How to tip your sitter

Should you decide to tip your pet sitter, there are a few ways to go about it.

  • We can add a tip to your credit card, before or after your visits.
  • Leave a tip for your sitter on the first visit.

How much to tip your sitter

Again, this is completely up to you. How often you tip will also affect the amount you choose to tip. Remember that any amount is appreciated! For our clients who tip regularly, we most often see a 10-20% tip for the sitter.

However much you choose to tip, that amount will go directly to your sitter. Our sitters never expect to be tipped, but it is nice when it happens!

Do You Charge Extra for Holidays?

Q: Do you charge extra for holidays?

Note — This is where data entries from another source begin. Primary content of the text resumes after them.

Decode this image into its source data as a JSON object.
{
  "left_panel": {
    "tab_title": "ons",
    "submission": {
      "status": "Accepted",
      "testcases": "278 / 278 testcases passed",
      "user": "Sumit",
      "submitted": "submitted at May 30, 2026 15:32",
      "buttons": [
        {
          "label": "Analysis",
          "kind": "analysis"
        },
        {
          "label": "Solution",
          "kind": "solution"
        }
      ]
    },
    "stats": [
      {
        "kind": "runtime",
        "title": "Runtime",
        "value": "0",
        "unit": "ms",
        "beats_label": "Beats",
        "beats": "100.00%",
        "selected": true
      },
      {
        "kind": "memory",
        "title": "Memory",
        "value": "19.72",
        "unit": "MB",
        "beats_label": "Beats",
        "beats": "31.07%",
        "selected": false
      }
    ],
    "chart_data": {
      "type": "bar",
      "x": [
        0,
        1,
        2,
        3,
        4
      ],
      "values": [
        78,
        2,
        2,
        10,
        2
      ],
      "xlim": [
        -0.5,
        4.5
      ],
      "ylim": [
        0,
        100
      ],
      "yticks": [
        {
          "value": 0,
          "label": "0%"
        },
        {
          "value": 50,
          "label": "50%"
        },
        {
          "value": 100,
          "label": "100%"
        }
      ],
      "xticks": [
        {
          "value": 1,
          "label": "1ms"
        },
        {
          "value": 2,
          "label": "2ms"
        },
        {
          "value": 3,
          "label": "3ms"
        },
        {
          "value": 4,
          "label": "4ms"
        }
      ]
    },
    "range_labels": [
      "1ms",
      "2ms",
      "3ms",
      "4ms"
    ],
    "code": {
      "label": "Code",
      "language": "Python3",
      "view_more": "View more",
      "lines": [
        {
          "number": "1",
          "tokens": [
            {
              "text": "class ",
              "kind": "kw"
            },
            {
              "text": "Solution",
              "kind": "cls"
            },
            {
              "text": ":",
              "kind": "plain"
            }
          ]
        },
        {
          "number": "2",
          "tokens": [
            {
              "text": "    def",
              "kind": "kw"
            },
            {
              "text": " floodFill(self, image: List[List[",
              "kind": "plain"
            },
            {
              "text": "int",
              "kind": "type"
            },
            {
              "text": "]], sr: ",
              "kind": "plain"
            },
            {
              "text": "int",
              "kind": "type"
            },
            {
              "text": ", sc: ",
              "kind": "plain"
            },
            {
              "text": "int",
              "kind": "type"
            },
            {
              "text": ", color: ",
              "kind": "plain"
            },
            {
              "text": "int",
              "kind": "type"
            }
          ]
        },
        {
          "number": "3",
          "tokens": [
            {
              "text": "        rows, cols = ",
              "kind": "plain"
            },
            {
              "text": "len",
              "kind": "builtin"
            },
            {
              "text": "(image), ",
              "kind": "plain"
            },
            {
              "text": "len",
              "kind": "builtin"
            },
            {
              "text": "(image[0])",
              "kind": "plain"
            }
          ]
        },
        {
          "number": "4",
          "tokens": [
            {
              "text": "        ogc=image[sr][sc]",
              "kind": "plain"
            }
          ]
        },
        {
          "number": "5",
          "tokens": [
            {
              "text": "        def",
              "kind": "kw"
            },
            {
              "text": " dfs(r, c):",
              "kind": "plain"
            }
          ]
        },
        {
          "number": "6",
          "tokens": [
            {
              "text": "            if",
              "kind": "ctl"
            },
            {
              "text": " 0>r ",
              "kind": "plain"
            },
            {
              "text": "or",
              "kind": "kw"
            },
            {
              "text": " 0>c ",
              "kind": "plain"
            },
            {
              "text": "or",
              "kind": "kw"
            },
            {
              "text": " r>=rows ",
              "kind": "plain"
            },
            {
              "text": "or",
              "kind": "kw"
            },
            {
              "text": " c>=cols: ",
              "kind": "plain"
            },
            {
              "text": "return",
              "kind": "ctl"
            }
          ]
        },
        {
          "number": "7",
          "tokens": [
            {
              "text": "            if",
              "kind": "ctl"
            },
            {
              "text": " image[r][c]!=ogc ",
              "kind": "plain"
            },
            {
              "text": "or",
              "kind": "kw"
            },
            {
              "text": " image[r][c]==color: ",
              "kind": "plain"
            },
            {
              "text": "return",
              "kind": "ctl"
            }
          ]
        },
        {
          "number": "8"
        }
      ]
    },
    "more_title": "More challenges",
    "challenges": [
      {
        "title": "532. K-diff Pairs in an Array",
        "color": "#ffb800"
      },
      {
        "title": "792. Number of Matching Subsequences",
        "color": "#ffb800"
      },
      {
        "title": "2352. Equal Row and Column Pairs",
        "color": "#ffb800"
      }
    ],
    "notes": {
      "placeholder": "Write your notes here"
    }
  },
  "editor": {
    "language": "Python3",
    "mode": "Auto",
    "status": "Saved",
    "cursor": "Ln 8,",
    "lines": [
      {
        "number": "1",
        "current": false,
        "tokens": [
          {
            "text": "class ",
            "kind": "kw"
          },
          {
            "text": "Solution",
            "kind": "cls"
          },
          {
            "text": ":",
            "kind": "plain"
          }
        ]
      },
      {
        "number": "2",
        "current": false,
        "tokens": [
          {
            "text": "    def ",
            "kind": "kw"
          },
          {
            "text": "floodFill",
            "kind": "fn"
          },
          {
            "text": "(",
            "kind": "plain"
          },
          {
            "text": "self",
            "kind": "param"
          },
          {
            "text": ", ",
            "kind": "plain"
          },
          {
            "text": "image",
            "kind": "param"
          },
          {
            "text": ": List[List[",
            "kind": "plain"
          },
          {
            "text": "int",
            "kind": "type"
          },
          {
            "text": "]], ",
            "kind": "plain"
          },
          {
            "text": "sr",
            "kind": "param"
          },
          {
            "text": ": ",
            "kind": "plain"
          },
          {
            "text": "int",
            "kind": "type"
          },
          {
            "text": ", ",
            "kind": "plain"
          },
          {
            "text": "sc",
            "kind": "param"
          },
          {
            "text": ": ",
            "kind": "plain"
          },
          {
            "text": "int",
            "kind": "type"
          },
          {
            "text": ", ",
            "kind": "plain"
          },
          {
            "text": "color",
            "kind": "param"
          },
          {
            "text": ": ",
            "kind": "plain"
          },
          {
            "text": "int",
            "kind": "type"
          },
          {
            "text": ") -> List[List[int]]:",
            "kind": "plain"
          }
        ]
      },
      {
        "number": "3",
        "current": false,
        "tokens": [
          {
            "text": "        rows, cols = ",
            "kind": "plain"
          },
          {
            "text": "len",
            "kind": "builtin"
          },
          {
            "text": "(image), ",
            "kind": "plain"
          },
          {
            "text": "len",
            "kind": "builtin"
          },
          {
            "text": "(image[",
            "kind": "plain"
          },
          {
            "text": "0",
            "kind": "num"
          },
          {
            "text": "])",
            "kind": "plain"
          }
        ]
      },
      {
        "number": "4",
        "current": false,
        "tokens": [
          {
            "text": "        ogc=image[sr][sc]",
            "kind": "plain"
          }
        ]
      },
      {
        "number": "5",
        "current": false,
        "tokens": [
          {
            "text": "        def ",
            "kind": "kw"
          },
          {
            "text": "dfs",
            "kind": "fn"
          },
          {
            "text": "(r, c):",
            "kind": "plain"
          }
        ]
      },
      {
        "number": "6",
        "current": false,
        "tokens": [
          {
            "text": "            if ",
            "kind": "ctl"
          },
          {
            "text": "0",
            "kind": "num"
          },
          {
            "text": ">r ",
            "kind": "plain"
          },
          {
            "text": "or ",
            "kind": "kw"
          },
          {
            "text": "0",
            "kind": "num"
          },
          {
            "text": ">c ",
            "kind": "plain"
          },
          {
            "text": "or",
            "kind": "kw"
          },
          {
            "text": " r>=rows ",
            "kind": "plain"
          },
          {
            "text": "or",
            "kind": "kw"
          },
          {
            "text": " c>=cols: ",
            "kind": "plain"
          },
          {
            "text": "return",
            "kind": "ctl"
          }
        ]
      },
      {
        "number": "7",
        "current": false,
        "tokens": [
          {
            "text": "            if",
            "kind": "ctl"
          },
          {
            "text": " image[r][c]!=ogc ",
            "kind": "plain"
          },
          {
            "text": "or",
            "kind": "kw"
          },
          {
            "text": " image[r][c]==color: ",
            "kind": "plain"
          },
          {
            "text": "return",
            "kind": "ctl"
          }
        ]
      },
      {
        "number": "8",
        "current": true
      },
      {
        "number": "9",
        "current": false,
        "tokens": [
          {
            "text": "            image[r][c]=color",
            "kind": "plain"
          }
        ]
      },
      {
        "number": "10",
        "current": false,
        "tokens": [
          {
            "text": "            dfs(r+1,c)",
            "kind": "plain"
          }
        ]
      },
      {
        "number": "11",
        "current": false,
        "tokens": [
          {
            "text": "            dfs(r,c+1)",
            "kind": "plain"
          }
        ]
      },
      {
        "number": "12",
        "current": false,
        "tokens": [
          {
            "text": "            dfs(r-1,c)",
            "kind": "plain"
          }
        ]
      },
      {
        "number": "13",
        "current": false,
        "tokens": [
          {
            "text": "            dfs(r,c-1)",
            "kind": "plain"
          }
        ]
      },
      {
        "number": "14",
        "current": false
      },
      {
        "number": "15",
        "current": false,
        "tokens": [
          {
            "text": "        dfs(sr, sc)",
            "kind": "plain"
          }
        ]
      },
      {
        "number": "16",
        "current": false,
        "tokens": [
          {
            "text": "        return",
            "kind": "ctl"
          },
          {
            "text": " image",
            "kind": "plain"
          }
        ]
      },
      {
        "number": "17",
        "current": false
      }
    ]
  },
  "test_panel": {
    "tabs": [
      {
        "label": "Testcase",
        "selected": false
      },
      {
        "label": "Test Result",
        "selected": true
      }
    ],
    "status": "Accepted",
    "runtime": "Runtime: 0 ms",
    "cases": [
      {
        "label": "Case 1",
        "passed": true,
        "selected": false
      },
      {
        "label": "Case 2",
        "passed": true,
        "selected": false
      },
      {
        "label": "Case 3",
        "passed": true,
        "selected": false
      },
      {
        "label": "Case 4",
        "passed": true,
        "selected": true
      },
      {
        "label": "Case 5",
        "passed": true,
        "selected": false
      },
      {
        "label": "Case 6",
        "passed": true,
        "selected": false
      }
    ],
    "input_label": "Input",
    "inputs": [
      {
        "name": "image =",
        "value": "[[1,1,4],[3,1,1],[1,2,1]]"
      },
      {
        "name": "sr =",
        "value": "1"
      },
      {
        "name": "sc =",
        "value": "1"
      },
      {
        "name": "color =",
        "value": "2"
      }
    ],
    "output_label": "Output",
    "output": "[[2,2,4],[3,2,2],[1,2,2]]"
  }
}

A: This question is easy! We do not charge extra for holidays. That is our gift to you!

Many companies charge extra for holidays. Some charge more just for the day while others charge more for the entire week. Truth be told, we used to charge extra. We found that it made us feel crummy so we did away with it. We know that the holidays can be a costly time, with buying presents and travel expenses. We do not want to make it worse by charging you extra for holidays.

What about your pet sitter?

Since we do not charge extra for the holidays, your sitter does not make more than they would on a normal day. Our wonderful sitters give up their time with family and friends to make sure your pets are getting the best care possible while you are gone. Should you be feeling generous, feel free to tip your sitters extra for working during the holidays!

As always, thank you for supporting your local small business during the holiday season!

Planning on traveling for the holidays? Learn how to travel safely with cats on our blog.

How Much Does a Pet Sitter Cost?


If you’re a pet owner, then chances are that you have thought about hiring a pet sitter for them at some point. And you’ve probably also wondered, what’s the cost? Is it worth it? How do they charge? Well, we have the answers for both our business and the industry standards.

A Breakdown of Standard Professional Pet Sitter Costs 

Common Charges:

Contributing Factors:

  • Charging for the length of time is most common
  • Some charge only by visit no matter how long it is
  • Location (metropolitan areas often have the highest rates)
  • Types of pets (horses, farm animals, birds, or possible medical conditions)

How we charge at Wet Noses Pet Sitters:

  • We charge for the length of the appointment
  • Our appointments can range from 15 minutes to an hour
  • The number and type of pets (this can vary a bit, depending on the pet family dynamics)
  • Sometimes we do extend services outside of our usual area for a slightly higher rate
  • We do not charge extra for holiday visits
  • Take a look at example schedules we recommend based on your pets


We pride ourselves on quality, consistency, and fairness. And while we’re not the least expensive pet sitter you’ll find, we are one of the best.  Our sitters are highly trained and dependable. We truly only want what is best for your pets.

If you’re looking book services, give a call or contact us online